* What you have to do
What lines of the data below hold the string "JSON"? Copy each one out.

[Website and app data records]
===============
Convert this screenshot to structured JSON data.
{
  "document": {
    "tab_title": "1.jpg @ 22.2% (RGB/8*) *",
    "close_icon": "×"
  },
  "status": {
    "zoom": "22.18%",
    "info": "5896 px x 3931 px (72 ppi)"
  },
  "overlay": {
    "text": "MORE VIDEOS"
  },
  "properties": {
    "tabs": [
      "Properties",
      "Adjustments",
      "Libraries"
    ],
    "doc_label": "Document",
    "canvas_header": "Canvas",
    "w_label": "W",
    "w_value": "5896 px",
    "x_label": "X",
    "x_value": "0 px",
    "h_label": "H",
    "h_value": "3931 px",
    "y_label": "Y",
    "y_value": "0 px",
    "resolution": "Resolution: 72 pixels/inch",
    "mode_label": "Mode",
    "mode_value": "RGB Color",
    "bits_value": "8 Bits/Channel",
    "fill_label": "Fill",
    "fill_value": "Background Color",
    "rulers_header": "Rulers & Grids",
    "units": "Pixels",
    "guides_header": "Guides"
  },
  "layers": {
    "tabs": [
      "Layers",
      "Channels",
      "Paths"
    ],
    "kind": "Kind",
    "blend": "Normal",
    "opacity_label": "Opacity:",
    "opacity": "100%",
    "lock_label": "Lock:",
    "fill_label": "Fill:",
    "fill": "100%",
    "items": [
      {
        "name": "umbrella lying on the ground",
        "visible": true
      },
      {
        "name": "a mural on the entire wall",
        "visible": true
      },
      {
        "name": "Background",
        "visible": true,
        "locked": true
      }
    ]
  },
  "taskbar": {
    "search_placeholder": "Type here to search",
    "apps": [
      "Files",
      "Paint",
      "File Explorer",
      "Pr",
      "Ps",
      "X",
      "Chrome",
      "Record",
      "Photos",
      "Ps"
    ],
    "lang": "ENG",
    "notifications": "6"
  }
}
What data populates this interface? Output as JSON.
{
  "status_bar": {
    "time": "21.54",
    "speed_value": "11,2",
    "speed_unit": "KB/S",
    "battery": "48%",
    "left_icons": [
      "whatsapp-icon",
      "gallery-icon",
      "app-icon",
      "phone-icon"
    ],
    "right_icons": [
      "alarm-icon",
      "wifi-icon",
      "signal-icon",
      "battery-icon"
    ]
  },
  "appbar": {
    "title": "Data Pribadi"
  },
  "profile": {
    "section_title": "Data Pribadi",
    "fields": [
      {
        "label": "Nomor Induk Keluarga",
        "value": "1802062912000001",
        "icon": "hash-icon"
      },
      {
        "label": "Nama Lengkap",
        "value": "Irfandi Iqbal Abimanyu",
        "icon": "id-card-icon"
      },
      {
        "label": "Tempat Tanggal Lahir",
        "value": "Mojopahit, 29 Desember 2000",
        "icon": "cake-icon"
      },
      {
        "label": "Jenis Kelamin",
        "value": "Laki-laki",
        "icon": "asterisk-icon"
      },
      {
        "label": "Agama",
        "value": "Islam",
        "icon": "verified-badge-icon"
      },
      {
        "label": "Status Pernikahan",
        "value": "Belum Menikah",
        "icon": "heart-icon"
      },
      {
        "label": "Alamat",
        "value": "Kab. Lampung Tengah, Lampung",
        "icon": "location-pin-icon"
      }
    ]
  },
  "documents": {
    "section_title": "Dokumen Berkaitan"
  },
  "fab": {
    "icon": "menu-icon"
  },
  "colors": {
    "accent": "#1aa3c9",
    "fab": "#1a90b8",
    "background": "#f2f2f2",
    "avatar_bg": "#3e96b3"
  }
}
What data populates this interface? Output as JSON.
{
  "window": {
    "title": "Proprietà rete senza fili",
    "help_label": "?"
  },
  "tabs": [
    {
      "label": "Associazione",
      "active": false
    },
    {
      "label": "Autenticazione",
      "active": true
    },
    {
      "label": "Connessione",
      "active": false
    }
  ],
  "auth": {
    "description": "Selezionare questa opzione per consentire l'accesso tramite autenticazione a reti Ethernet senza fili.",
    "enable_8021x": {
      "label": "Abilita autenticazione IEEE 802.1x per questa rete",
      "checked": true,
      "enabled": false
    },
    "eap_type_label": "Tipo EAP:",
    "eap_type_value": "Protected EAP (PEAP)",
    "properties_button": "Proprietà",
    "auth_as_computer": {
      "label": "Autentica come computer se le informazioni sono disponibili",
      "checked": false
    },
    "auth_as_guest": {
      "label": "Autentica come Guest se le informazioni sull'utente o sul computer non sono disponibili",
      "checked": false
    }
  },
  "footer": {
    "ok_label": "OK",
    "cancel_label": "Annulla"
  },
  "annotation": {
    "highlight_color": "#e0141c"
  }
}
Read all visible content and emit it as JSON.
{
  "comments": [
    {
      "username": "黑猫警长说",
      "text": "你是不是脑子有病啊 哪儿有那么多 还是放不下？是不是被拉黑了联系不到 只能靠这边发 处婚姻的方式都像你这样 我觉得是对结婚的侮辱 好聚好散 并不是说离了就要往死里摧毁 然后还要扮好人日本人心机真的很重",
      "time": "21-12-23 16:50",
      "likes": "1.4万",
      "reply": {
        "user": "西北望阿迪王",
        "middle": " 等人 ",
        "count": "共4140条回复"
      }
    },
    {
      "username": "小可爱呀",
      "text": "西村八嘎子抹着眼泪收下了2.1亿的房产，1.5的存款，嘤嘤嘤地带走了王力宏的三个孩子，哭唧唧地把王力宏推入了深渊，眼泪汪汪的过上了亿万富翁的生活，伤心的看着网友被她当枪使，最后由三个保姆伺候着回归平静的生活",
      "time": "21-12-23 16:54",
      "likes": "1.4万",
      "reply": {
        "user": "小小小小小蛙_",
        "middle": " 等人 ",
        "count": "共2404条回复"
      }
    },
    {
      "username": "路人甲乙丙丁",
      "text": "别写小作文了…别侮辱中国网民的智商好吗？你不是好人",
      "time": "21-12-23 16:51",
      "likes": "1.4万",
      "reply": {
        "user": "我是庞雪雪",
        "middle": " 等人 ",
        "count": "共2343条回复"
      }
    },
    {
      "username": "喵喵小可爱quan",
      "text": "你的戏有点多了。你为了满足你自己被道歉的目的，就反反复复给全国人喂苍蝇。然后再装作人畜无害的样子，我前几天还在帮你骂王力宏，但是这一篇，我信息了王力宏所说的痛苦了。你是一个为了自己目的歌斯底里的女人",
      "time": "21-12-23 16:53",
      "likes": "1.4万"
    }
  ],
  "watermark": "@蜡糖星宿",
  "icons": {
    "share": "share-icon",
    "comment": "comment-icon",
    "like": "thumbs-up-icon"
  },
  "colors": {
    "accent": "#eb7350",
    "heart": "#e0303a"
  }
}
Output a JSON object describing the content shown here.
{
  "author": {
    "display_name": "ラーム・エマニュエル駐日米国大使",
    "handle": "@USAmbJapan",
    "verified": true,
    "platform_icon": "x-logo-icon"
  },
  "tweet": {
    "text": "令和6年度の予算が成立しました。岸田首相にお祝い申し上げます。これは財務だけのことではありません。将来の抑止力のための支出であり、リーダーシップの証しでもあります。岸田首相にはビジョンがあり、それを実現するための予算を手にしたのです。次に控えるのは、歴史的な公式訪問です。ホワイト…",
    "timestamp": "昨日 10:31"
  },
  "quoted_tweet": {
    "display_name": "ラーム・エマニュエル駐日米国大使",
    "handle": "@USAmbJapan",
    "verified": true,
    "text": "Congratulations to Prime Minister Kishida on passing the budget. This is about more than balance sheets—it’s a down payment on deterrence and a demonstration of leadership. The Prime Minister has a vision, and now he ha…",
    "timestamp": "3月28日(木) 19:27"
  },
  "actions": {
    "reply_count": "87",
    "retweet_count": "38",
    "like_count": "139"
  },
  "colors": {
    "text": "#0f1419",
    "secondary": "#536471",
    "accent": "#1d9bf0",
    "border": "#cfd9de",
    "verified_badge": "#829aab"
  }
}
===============
* Completed exercise
Convert this screenshot to structured JSON data.
What data populates this interface? Output as JSON.
What data populates this interface? Output as JSON.
Read all visible content and emit it as JSON.
Output a JSON object describing the content shown here.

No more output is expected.